EY partner cites right to silence on ATO court claims

A former high-flying EY tax partner is seeking the right to silence, with his lawyers telling the Federal Court he risked incriminating himself by responding to several claims from the Australian Taxation Office. 
In court on Thursday lawyers for the former EY partner, who cannot be named due to court orders, revealed he had sought to make a number of claims of privilege over documents seized by the ATO. 
Justice Geoffrey Kennett heard EY had handed over nine documents to the ATO, as the tax office turned the screws on its investigations into the former partner who is alleged to have masterminded a $700,000 tax exploitation scheme. 
This came as the ATO prepared to hand over a redrafted version of its statement of claim to the former partner. 
But Russ Johnson, appearing for the former EY partner, said his client would seek not to respond to “certain pleading requirements” noting responding could exposure him to penalty. 
The ATO alleges the former partner’s tax schemes constituted a breach of the promoter penalty provisions of the taxation act, with the EY private clients consultant constructing tax loss schemes for clients between November 2016 and April 2021. 
Lawyers for the ATO told the court the former EY partner had made privilege claims against seven documents so far, noting they expected further challenges on the nine new documents. 
The ATO also pushed for the matter to go to trial, after being first filed in August 2023, seeking a date in the coming six months. 
The matter will be heard again on June 19. 
The latest tussle in the case comes after frantic attempts by the EY partner to suppress his name, after the man’s lawyer argued its publication would be harmful to his mental health. 
The partner has made repeated attempts across different courts.
The court only moved to allow EY to reveal the firm had formerly employed the partner in November last year, despite the firm being notified about the ATO’s investigations in June 2021. 
EY Oceania chief executive David Larocca previously said the ex-partner’s alleged conduct was “absolutely unacceptable”.

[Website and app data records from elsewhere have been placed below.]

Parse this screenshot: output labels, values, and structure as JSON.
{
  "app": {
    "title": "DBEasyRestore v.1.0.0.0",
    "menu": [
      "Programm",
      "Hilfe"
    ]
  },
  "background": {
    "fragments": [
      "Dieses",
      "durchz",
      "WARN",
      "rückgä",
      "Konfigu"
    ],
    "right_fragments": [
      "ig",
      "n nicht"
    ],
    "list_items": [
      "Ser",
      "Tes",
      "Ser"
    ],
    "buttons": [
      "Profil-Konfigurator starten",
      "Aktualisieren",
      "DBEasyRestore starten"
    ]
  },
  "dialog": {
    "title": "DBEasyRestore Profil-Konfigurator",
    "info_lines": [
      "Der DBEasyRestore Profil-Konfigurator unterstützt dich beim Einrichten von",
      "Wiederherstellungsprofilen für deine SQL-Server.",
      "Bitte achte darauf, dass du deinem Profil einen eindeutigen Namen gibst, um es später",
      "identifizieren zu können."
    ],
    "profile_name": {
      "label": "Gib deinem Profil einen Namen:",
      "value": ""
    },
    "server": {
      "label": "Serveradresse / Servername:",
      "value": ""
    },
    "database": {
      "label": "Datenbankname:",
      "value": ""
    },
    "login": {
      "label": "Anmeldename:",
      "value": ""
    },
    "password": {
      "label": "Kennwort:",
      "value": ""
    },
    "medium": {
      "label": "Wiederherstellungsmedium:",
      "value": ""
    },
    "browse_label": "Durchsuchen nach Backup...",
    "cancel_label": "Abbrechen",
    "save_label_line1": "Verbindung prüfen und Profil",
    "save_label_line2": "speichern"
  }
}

The ATO alleges the former partner assisted clients by establishing tax loss trust schemes, which saw beneficial interests in sites transferred at below market value, while tax losses were applied against the distribution of income from a trust. 
A former client of the EY partner is now suing the firm and the partner in the NSW Supreme Court alleging the scheme saw him face millions more in taxes and penalties after intervention by the ATO.